| What to produce |
Nothing but an exact repeat of the entries below should appear in your answer.

| The data |
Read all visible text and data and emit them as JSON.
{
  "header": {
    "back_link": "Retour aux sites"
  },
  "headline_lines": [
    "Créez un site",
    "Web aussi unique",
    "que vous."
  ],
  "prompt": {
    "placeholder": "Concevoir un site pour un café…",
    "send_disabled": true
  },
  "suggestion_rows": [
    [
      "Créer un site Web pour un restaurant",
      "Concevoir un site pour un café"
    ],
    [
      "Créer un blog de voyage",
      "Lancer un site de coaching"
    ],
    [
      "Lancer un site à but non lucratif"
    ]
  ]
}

| Result of this exercise |
Read all visible text and data and emit them as JSON.
{
  "header": {
    "back_link": "Retour aux sites"
  },
  "headline_lines": [
    "Créez un site",
    "Web aussi unique",
    "que vous."
  ],
  "prompt": {
    "placeholder": "Concevoir un site pour un café…",
    "send_disabled": true
  },
  "suggestion_rows": [
    [
      "Créer un site Web pour un restaurant",
      "Concevoir un site pour un café"
    ],
    [
      "Créer un blog de voyage",
      "Lancer un site de coaching"
    ],
    [
      "Lancer un site à but non lucratif"
    ]
  ]
}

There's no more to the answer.